About this exercise: Return all the entries. Match them word for word.

Items from an interface collection:

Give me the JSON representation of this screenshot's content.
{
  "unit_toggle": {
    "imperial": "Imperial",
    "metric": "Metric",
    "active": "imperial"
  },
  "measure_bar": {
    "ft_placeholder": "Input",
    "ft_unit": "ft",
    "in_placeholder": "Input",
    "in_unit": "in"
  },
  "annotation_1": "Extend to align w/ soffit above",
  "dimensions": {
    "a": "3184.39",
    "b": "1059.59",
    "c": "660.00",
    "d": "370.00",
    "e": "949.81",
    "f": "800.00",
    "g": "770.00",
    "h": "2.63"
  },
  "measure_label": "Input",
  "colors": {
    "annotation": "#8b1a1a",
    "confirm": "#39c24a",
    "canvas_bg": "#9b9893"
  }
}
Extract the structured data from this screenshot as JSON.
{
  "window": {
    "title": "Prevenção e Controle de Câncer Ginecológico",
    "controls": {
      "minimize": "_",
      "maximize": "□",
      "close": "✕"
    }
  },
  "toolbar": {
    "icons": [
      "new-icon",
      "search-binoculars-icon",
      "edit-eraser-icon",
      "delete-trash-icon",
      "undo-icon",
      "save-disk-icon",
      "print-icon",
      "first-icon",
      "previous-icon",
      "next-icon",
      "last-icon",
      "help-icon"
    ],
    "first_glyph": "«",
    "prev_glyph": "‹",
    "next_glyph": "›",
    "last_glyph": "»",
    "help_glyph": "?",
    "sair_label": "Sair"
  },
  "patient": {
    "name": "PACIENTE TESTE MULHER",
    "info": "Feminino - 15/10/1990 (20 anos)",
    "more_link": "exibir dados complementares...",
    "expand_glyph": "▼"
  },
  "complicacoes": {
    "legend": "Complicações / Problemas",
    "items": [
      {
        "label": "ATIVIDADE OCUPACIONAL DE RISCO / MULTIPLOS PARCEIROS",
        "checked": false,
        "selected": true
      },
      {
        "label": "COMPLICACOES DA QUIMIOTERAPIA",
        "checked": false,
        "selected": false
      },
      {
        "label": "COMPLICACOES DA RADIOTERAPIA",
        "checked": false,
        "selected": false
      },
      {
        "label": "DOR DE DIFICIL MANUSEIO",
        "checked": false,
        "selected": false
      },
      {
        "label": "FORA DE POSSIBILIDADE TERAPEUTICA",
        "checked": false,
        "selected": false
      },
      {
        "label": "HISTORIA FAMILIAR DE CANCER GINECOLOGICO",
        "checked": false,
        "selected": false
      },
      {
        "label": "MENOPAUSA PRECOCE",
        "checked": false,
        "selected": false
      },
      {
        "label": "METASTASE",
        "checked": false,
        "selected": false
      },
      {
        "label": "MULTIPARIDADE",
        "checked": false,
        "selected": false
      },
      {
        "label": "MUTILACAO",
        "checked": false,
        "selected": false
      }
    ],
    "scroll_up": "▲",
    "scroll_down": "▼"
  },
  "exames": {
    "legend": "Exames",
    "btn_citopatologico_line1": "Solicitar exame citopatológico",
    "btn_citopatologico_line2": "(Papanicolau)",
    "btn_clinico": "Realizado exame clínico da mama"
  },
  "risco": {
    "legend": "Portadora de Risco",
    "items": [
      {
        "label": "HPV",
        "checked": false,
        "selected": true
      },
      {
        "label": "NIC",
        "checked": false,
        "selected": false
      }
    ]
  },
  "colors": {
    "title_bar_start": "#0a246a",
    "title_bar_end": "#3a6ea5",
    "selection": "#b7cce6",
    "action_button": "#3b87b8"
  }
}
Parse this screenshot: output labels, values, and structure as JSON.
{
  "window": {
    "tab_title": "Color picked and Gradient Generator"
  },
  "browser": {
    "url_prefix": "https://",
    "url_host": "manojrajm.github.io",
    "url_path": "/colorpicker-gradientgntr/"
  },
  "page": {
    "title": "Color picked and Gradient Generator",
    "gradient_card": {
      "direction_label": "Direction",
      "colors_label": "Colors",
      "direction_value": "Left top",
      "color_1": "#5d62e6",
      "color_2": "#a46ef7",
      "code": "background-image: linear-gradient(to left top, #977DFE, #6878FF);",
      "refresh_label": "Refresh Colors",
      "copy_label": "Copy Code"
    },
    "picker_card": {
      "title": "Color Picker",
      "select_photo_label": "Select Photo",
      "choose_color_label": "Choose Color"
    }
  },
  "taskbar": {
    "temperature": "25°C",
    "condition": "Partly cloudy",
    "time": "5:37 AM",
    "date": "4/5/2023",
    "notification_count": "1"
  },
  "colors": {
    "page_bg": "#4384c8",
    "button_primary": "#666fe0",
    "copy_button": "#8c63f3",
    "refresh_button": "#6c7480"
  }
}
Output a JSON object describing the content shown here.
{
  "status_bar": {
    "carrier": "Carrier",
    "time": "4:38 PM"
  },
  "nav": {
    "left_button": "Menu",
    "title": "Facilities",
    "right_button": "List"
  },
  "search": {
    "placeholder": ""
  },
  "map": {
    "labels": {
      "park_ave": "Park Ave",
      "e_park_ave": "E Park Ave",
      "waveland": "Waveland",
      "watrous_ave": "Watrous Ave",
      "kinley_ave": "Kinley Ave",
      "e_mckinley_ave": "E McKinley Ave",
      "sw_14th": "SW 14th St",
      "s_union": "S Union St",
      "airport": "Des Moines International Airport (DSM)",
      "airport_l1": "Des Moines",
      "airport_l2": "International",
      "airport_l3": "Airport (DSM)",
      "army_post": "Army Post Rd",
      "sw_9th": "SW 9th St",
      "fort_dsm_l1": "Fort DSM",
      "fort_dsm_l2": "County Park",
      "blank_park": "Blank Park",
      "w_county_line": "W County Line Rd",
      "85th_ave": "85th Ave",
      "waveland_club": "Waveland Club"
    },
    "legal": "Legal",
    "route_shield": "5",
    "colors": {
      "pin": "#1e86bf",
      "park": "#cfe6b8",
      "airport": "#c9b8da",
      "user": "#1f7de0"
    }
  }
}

Answer space:
Give me the JSON representation of this screenshot's content.
{
  "unit_toggle": {
    "imperial": "Imperial",
    "metric": "Metric",
    "active": "imperial"
  },
  "measure_bar": {
    "ft_placeholder": "Input",
    "ft_unit": "ft",
    "in_placeholder": "Input",
    "in_unit": "in"
  },
  "annotation_1": "Extend to align w/ soffit above",
  "dimensions": {
    "a": "3184.39",
    "b": "1059.59",
    "c": "660.00",
    "d": "370.00",
    "e": "949.81",
    "f": "800.00",
    "g": "770.00",
    "h": "2.63"
  },
  "measure_label": "Input",
  "colors": {
    "annotation": "#8b1a1a",
    "confirm": "#39c24a",
    "canvas_bg": "#9b9893"
  }
}
Extract the structured data from this screenshot as JSON.
{
  "window": {
    "title": "Prevenção e Controle de Câncer Ginecológico",
    "controls": {
      "minimize": "_",
      "maximize": "□",
      "close": "✕"
    }
  },
  "toolbar": {
    "icons": [
      "new-icon",
      "search-binoculars-icon",
      "edit-eraser-icon",
      "delete-trash-icon",
      "undo-icon",
      "save-disk-icon",
      "print-icon",
      "first-icon",
      "previous-icon",
      "next-icon",
      "last-icon",
      "help-icon"
    ],
    "first_glyph": "«",
    "prev_glyph": "‹",
    "next_glyph": "›",
    "last_glyph": "»",
    "help_glyph": "?",
    "sair_label": "Sair"
  },
  "patient": {
    "name": "PACIENTE TESTE MULHER",
    "info": "Feminino - 15/10/1990 (20 anos)",
    "more_link": "exibir dados complementares...",
    "expand_glyph": "▼"
  },
  "complicacoes": {
    "legend": "Complicações / Problemas",
    "items": [
      {
        "label": "ATIVIDADE OCUPACIONAL DE RISCO / MULTIPLOS PARCEIROS",
        "checked": false,
        "selected": true
      },
      {
        "label": "COMPLICACOES DA QUIMIOTERAPIA",
        "checked": false,
        "selected": false
      },
      {
        "label": "COMPLICACOES DA RADIOTERAPIA",
        "checked": false,
        "selected": false
      },
      {
        "label": "DOR DE DIFICIL MANUSEIO",
        "checked": false,
        "selected": false
      },
      {
        "label": "FORA DE POSSIBILIDADE TERAPEUTICA",
        "checked": false,
        "selected": false
      },
      {
        "label": "HISTORIA FAMILIAR DE CANCER GINECOLOGICO",
        "checked": false,
        "selected": false
      },
      {
        "label": "MENOPAUSA PRECOCE",
        "checked": false,
        "selected": false
      },
      {
        "label": "METASTASE",
        "checked": false,
        "selected": false
      },
      {
        "label": "MULTIPARIDADE",
        "checked": false,
        "selected": false
      },
      {
        "label": "MUTILACAO",
        "checked": false,
        "selected": false
      }
    ],
    "scroll_up": "▲",
    "scroll_down": "▼"
  },
  "exames": {
    "legend": "Exames",
    "btn_citopatologico_line1": "Solicitar exame citopatológico",
    "btn_citopatologico_line2": "(Papanicolau)",
    "btn_clinico": "Realizado exame clínico da mama"
  },
  "risco": {
    "legend": "Portadora de Risco",
    "items": [
      {
        "label": "HPV",
        "checked": false,
        "selected": true
      },
      {
        "label": "NIC",
        "checked": false,
        "selected": false
      }
    ]
  },
  "colors": {
    "title_bar_start": "#0a246a",
    "title_bar_end": "#3a6ea5",
    "selection": "#b7cce6",
    "action_button": "#3b87b8"
  }
}
Parse this screenshot: output labels, values, and structure as JSON.
{
  "window": {
    "tab_title": "Color picked and Gradient Generator"
  },
  "browser": {
    "url_prefix": "https://",
    "url_host": "manojrajm.github.io",
    "url_path": "/colorpicker-gradientgntr/"
  },
  "page": {
    "title": "Color picked and Gradient Generator",
    "gradient_card": {
      "direction_label": "Direction",
      "colors_label": "Colors",
      "direction_value": "Left top",
      "color_1": "#5d62e6",
      "color_2": "#a46ef7",
      "code": "background-image: linear-gradient(to left top, #977DFE, #6878FF);",
      "refresh_label": "Refresh Colors",
      "copy_label": "Copy Code"
    },
    "picker_card": {
      "title": "Color Picker",
      "select_photo_label": "Select Photo",
      "choose_color_label": "Choose Color"
    }
  },
  "taskbar": {
    "temperature": "25°C",
    "condition": "Partly cloudy",
    "time": "5:37 AM",
    "date": "4/5/2023",
    "notification_count": "1"
  },
  "colors": {
    "page_bg": "#4384c8",
    "button_primary": "#666fe0",
    "copy_button": "#8c63f3",
    "refresh_button": "#6c7480"
  }
}
Output a JSON object describing the content shown here.
{
  "status_bar": {
    "carrier": "Carrier",
    "time": "4:38 PM"
  },
  "nav": {
    "left_button": "Menu",
    "title": "Facilities",
    "right_button": "List"
  },
  "search": {
    "placeholder": ""
  },
  "map": {
    "labels": {
      "park_ave": "Park Ave",
      "e_park_ave": "E Park Ave",
      "waveland": "Waveland",
      "watrous_ave": "Watrous Ave",
      "kinley_ave": "Kinley Ave",
      "e_mckinley_ave": "E McKinley Ave",
      "sw_14th": "SW 14th St",
      "s_union": "S Union St",
      "airport": "Des Moines International Airport (DSM)",
      "airport_l1": "Des Moines",
      "airport_l2": "International",
      "airport_l3": "Airport (DSM)",
      "army_post": "Army Post Rd",
      "sw_9th": "SW 9th St",
      "fort_dsm_l1": "Fort DSM",
      "fort_dsm_l2": "County Park",
      "blank_park": "Blank Park",
      "w_county_line": "W County Line Rd",
      "85th_ave": "85th Ave",
      "waveland_club": "Waveland Club"
    },
    "legal": "Legal",
    "route_shield": "5",
    "colors": {
      "pin": "#1e86bf",
      "park": "#cfe6b8",
      "airport": "#c9b8da",
      "user": "#1f7de0"
    }
  }
}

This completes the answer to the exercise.